I’ve made it to New Bedford and I’ve officially done two days of interning. It was a bit of a journey to get here—initially I landed in Providence, Rhode Island, and had to look up a friend to stay with in Boston before busing myself down to the Whaling Museum on Monday.
Currently, I’m living in the “Scholars’ Quarters” (very posh sounding, I know), where I have basically the entire third floor of the Kendall library to myself. There is my room, which contains an office and a bedroom bisected by a small wall, three or four other bedrooms, two bathrooms, a conference room, a kitchen, a living room, several random supply closets, and a huge common room all for little ol’ me. Right now, I live alone, but I’m told other people (“scholars”, I presume) will come through occasionally.
The first order of business was moving all the best furniture into my room, which I’ve just about accomplished.
The second was buying food.
I keep finding new parts to the Scholars’ Quarters. I found a couple random doors that go out to different parts of the roof. I also keep finding random TVs and trinkets squirreled around in various cabinets, as well as notes and things from previous interns, which generally contain advice, and happy little pictures in all sorts of unexpected places.
At first I was worried that I was going to be lonely up here in my scholarly tower, but I’m pretty sure I’m going to be a-okay. I have an absurd amount of reading and research to do as it is. But I’ve also done some patrolling around New Bedford, and there is quite a bit going on. The best part is everything is on my block. There’s a bank, Chinese food, dollar store, Rite Aid, Mexican food, sea food, several churches, music venues, cool coffee shops, cool clothing shops, and other young people, all within two blocks. There was a movie store too, but it is shutting down this month, so I got a whole bunch of DVDs for incredibly cheap.
My interning has been fantastic. I literally walk around all day with a notebook, and write down whatever anyone is saying, because it is always good.
This morning, I helped a dentist from the Harvard School of Dentistry photograph sperm whale teeth with various different pathologies, which he explained as we went along. I saw the world’s largest piece of scrimshaw (an enormous carved whale jaw) and learned that sperm whales are the only mammal with an unopposed set of teeth. That’s right, the world’s largest toothed mammal only has those big honking teeth on its bottom jaw—and biologists don’t even know why. My bet is that, since sperm whales clearly aren’t chewing their food with only one set of teeth, they probably dive deep, grab those squid, and drag them quickly to the surface in order to quickly depressurize/kill them. The dentist also said that the function of the Narwhal horn has been discovered: it is densely packed with very sensitive nerve endings which it uses for detecting the movement of prey in the water. Neat! [For more information: http://narwhal.org/%5D
I always assumed the horn was just for mating, like peacock feathers. You know what they say, big horn, big… …horn. I am, as they say here, 100% blubber-brained (this is a compliment).
I spent most of this afternoon working with the Whaling Museum’s conservator, a nice old man who spends his time making sure historical artifacts don’t decay.

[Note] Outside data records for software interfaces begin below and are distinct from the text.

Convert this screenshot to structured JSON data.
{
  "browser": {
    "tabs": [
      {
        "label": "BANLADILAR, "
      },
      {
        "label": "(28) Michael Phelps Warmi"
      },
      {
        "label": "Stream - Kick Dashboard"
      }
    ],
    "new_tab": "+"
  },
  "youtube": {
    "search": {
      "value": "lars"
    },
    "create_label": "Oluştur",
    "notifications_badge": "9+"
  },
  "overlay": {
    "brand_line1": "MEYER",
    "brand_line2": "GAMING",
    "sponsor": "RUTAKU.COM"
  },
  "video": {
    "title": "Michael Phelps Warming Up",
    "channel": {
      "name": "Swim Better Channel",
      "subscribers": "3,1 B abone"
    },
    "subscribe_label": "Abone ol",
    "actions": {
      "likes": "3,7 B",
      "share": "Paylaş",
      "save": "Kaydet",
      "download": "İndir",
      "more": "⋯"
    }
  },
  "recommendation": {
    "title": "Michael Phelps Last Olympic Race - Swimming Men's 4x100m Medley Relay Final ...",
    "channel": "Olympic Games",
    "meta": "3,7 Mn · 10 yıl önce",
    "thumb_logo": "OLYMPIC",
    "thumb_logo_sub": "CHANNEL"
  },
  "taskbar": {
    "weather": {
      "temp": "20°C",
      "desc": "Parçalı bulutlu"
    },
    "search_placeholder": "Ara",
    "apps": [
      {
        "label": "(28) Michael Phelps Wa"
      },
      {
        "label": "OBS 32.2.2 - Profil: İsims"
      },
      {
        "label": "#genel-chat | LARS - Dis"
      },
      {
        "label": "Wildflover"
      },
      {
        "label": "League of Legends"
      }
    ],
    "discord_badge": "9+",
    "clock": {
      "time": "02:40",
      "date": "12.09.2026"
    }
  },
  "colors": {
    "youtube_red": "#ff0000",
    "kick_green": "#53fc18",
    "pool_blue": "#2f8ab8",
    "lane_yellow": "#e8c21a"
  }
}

We sat around and he showed me all the different possible ways things can decay, and how he can repair and prevent that. Soon he will be showing me the actual techniques for getting stains, mildew, rips, etc out of prints, and how to properly package paintings, etc. We discussed the ethics of Photoshop, paintings and their frames (is the frame appropriate for the time period of the painting? Is it an original frame? If so, how do you maintain the two?), and the ever pressing question of at what point are you over-treating an object and intruding upon its natural aging process; that is, at what point are you violating the artist’s work/intent? What was the artist’s intent? He recited some of the conservators’ mottoes:
“Preserve today for tomorrow.” (He wants me to translate this phrase into Latin for him.)
“There’s never time to do it right, but there’s always time to do it over.”
“Do as much as necessary and as little as possible.”
“The treatment was successful, but the patient died.”
He also strictly adheres to Murphy’s Law.
I gave him my favorite motto:
“One of the symptoms of an approaching nervous breakdown is the belief that one’s work is terribly important.”